The Hawaii Board of Acupuncture on Thursday revoked the license of Mike Hashimoto, who was instrumental in shaping state regulations for the profession and served on the board himself for more than two decades.

In 2019, Hashimoto signed a settlement agreement, approved by the board, allowing him to retain his license only for the purposes of providing clinical instruction to acupuncture students. The agreement was the result of an investigation by the state Regulated Industries Complaints Office into a report by one of Hashimoto’s patients that he had engaged in sexually inappropriate contact.

Acupuncturist Mike Hashimoto, who helped set up the board that regulates his profession, was himself been accused of misconduct by a patient. (John Hill/Civil Beat/2019)

Despite that agreement, Hashimoto afterwards made a complaint to the state about insurance company Geico, which he claimed had underpaid him for treatments done well after he was supposed to stop seeing patients.

Civil Beat asked RICO about the apparent violation of the agreement in January. On Thursday, after meeting in closed session with an attorney for the Department of Commerce and Consumer Affairs, board members voted to revoke Hashimoto’s license.

Civil Beat’s community health coverage is supported by the Atherton Family Foundation, Swayne Family Fund of Hawaii Community Foundation, the Cooke Foundation and Papa Ola Lokahi.

Help Power Local, Nonprofit News.

Across the nation and in Hawaii, news organizations are downsizing and closing their doors due to the ever-rising costs of keeping local journalism alive and well.

While Civil Beat has grown year over year, still only 1% of our readers are donors, and we need your help now more than ever.
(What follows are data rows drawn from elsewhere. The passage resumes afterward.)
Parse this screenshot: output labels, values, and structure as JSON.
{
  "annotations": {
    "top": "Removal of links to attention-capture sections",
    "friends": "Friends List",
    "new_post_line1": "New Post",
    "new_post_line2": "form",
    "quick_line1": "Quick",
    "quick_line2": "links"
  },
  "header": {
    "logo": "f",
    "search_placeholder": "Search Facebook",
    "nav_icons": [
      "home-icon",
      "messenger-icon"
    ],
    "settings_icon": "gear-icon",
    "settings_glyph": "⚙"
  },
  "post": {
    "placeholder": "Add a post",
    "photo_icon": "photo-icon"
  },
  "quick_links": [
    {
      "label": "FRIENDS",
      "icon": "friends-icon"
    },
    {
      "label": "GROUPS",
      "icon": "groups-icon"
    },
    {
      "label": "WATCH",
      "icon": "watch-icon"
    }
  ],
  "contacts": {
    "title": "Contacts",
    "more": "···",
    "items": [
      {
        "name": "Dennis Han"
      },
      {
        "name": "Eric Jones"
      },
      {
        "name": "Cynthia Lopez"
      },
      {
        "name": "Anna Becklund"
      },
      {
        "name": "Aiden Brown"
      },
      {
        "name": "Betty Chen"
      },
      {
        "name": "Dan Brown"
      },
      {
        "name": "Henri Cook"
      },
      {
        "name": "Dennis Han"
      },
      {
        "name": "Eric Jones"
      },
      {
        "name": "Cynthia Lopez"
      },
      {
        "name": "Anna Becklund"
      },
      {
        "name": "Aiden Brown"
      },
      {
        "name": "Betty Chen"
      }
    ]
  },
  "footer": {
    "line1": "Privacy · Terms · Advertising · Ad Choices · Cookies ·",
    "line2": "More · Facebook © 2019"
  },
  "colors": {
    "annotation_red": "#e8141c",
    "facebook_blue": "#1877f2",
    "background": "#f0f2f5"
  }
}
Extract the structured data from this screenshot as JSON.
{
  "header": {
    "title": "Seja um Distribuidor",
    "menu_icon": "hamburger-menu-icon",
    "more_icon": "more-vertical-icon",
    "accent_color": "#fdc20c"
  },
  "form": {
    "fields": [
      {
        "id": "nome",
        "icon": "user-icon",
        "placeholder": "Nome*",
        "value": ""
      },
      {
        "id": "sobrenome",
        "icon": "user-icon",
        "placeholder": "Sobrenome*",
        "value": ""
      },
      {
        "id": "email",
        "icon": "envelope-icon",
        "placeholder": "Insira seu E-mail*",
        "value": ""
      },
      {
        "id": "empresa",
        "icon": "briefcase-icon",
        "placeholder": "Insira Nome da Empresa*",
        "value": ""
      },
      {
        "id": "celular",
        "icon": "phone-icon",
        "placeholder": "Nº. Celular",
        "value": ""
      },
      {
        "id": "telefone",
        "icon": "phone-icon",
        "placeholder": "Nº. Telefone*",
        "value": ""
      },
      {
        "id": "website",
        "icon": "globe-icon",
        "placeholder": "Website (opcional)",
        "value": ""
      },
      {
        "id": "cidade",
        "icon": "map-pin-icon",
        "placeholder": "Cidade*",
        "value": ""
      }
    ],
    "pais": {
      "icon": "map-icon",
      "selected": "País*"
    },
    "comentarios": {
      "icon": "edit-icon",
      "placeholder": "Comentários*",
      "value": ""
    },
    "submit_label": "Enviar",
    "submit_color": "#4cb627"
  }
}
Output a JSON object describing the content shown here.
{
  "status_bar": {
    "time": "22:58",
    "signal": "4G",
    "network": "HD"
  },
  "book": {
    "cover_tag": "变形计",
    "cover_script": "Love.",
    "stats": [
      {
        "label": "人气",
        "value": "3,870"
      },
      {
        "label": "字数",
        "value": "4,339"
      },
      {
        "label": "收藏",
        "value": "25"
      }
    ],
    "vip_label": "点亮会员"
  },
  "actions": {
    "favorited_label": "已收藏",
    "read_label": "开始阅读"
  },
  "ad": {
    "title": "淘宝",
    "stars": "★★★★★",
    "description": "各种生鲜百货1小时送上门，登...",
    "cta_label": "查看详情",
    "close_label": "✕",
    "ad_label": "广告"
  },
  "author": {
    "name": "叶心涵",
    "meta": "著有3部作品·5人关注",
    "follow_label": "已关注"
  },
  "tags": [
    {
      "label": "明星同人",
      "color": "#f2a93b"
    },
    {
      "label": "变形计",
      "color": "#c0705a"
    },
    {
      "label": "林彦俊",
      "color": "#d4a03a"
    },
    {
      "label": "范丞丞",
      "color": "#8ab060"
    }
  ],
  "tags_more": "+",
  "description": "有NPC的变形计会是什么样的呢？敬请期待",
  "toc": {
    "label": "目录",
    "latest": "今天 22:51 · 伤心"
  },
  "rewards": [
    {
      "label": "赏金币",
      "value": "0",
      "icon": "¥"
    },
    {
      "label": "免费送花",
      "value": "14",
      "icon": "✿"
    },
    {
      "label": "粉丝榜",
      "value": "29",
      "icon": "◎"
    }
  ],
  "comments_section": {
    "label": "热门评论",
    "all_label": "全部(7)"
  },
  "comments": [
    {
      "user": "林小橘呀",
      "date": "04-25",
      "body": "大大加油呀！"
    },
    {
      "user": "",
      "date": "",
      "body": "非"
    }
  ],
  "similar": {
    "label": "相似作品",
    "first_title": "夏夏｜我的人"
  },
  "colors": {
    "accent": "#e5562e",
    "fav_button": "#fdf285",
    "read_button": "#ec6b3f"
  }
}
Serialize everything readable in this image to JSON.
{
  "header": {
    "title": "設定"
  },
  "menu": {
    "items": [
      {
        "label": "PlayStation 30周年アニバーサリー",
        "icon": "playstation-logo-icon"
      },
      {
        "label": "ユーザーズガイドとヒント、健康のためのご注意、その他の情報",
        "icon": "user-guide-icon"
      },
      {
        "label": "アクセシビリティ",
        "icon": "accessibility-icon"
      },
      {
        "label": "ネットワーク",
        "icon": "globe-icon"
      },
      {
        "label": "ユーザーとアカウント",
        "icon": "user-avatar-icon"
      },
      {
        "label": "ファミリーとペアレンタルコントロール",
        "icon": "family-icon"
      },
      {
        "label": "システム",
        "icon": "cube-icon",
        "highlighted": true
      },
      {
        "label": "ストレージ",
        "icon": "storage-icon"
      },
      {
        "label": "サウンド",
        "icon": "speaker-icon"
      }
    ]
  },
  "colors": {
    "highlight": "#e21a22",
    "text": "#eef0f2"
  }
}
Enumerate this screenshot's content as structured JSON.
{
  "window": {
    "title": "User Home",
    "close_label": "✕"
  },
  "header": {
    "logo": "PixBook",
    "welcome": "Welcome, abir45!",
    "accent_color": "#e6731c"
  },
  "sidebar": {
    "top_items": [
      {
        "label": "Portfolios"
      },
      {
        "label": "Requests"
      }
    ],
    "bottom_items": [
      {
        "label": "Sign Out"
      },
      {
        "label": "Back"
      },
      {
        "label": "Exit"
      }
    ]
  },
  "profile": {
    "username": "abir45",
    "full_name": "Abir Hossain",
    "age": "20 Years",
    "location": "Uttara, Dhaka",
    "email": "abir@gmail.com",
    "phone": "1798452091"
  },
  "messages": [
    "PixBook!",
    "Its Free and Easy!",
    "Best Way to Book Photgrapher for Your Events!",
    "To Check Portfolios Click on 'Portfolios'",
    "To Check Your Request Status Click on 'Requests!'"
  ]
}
Make a gift today of any amount, and your donation will be matched dollar-for-dollar, up to $20,500, thanks to a generous group of Civil Beat donors.

About the Author